Next morn, as you hear the doctor speak the words, “Go straight to the ER,”– thank God, you can count (three) the times you’ve heard that command – you realize that your well will never run dry, that you will pierce the microbes with sharp spear, given half a chance.
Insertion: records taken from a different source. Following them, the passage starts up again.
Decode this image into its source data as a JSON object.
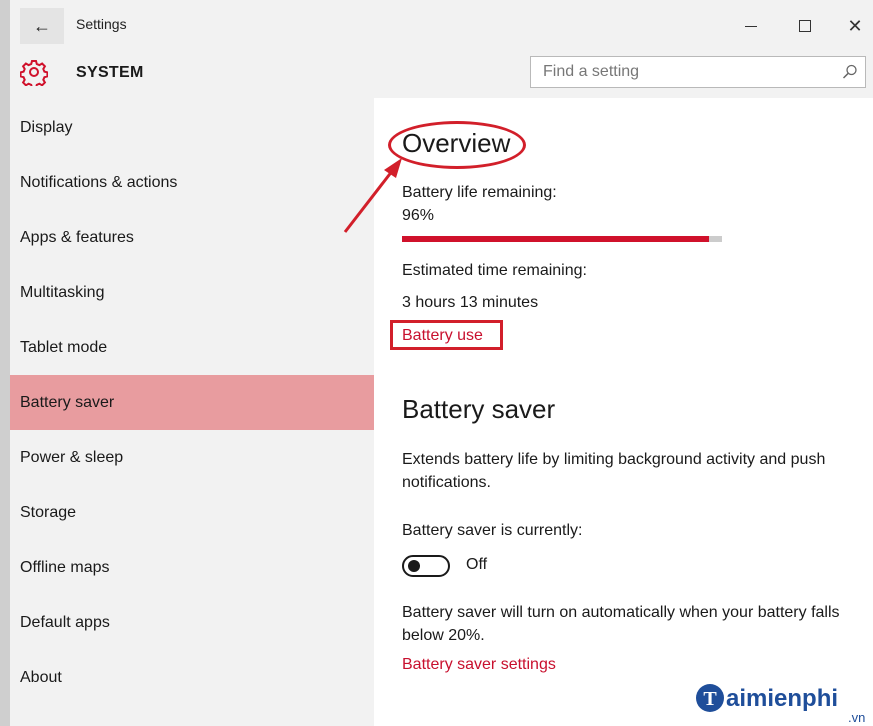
{
  "window": {
    "title": "Settings",
    "back_glyph": "←",
    "minimize_glyph": "—",
    "maximize_glyph": "□",
    "close_glyph": "✕"
  },
  "header": {
    "section_title": "SYSTEM",
    "search_placeholder": "Find a setting",
    "gear_icon": "gear-icon",
    "accent_color": "#d0112b"
  },
  "sidebar": {
    "items": [
      {
        "label": "Display"
      },
      {
        "label": "Notifications & actions"
      },
      {
        "label": "Apps & features"
      },
      {
        "label": "Multitasking"
      },
      {
        "label": "Tablet mode"
      },
      {
        "label": "Battery saver",
        "selected": true
      },
      {
        "label": "Power & sleep"
      },
      {
        "label": "Storage"
      },
      {
        "label": "Offline maps"
      },
      {
        "label": "Default apps"
      },
      {
        "label": "About"
      }
    ],
    "selected_color": "#e89c9f"
  },
  "overview": {
    "heading": "Overview",
    "battery_life_label": "Battery life remaining:",
    "battery_percent_text": "96%",
    "battery_level": 0.96,
    "estimated_label": "Estimated time remaining:",
    "estimated_value": "3 hours 13 minutes",
    "battery_use_link": "Battery use"
  },
  "battery_saver": {
    "heading": "Battery saver",
    "description": "Extends battery life by limiting background activity and push notifications.",
    "currently_label": "Battery saver is currently:",
    "toggle_state": "Off",
    "auto_description": "Battery saver will turn on automatically when your battery falls below 20%.",
    "settings_link": "Battery saver settings"
  },
  "watermark": {
    "brand": "aimienphi",
    "suffix": ".vn"
  }
}
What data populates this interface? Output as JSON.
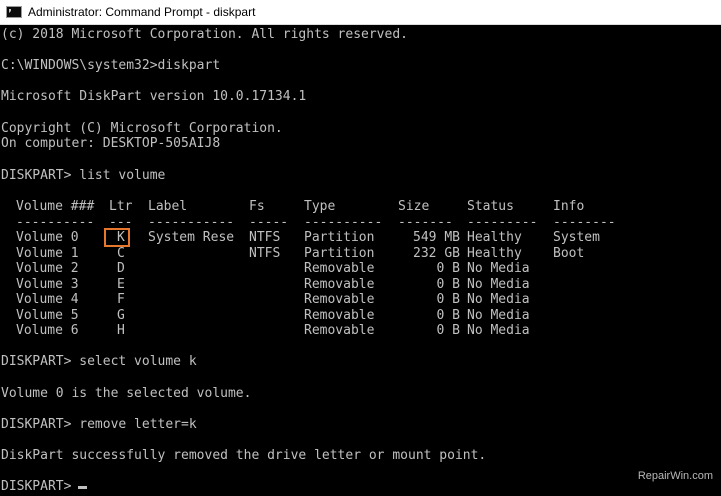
{
  "window": {
    "title": "Administrator: Command Prompt - diskpart"
  },
  "console": {
    "copyright_line": "(c) 2018 Microsoft Corporation. All rights reserved.",
    "prompt_cmd1": "C:\\WINDOWS\\system32>diskpart",
    "version_line": "Microsoft DiskPart version 10.0.17134.1",
    "copyright2": "Copyright (C) Microsoft Corporation.",
    "computer_line": "On computer: DESKTOP-505AIJ8",
    "cmd_list": "DISKPART> list volume",
    "cmd_select": "DISKPART> select volume k",
    "selected_msg": "Volume 0 is the selected volume.",
    "cmd_remove": "DISKPART> remove letter=k",
    "removed_msg": "DiskPart successfully removed the drive letter or mount point.",
    "final_prompt": "DISKPART> "
  },
  "table": {
    "headers": [
      "Volume ###",
      "Ltr",
      "Label",
      "Fs",
      "Type",
      "Size",
      "Status",
      "Info"
    ],
    "separators": [
      "----------",
      "---",
      "-----------",
      "-----",
      "----------",
      "-------",
      "---------",
      "--------"
    ],
    "rows": [
      [
        "Volume 0",
        "K",
        "System Rese",
        "NTFS",
        "Partition",
        "549 MB",
        "Healthy",
        "System"
      ],
      [
        "Volume 1",
        "C",
        "",
        "NTFS",
        "Partition",
        "232 GB",
        "Healthy",
        "Boot"
      ],
      [
        "Volume 2",
        "D",
        "",
        "",
        "Removable",
        "0 B",
        "No Media",
        ""
      ],
      [
        "Volume 3",
        "E",
        "",
        "",
        "Removable",
        "0 B",
        "No Media",
        ""
      ],
      [
        "Volume 4",
        "F",
        "",
        "",
        "Removable",
        "0 B",
        "No Media",
        ""
      ],
      [
        "Volume 5",
        "G",
        "",
        "",
        "Removable",
        "0 B",
        "No Media",
        ""
      ],
      [
        "Volume 6",
        "H",
        "",
        "",
        "Removable",
        "0 B",
        "No Media",
        ""
      ]
    ]
  },
  "watermark": "RepairWin.com",
  "colors": {
    "console_bg": "#000000",
    "console_text": "#c0c0c0",
    "highlight": "#e8772e"
  }
}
That you will climb on the gurney, slide your own wobbly self through that CT scan, stick out your own arm to take the IV needles, you will wrestle to the mud whatever pokes and prods come your little one’s way, as you wipe away the alligator tears, and kiss the red-hot cheeks, and hold your breath and wait for all-clear whistles from the ER nurse, the one you now worship because she was so tender in her poking of your little soldier’s brave, brave arm.
And you realize, as you count up the hours of the week, and lose count of ice cubes and teaspoons of germ-killer, that the highway to heroics is paved, pretty much, of the same stuff as the potholed backroad.
That in the end, when all these flus and streps and bacterial pneumonias are past, we will have loved our way to triumph, in a race without a ribbon, a contest with no starting gun, an Olympiad we enter with our heart.
It is through the sum of infinitely loving, and infinite signature touches, that the little ones whose flesh and blood and coos and cries we were handed not so long ago, will grow up wholly defining how it is to be ministered to, to be loved, to be – yes – mothered, no matter who the motherer.
And –as you’ve maybe glimpsed once or twice already, when you’re the one who’s down and your little ones begin to mimic all your ways – they in turn will love as you have loved, will fold the same cool cloths, draw the baths, pour the gingerale, stir the chicken-noodle soup.
And thus our unmeasurable infinite acts will go forth into infinity.
A mighty sum – born, simply, out of love.
so that’s the news from my not-so-tranquil garden trail. tell me what unexpected blessings you stumbled on this week. or spill, once again, the infinite sums your mama once plied on you, or that you’ve doled out to your little ones when they were under the weather…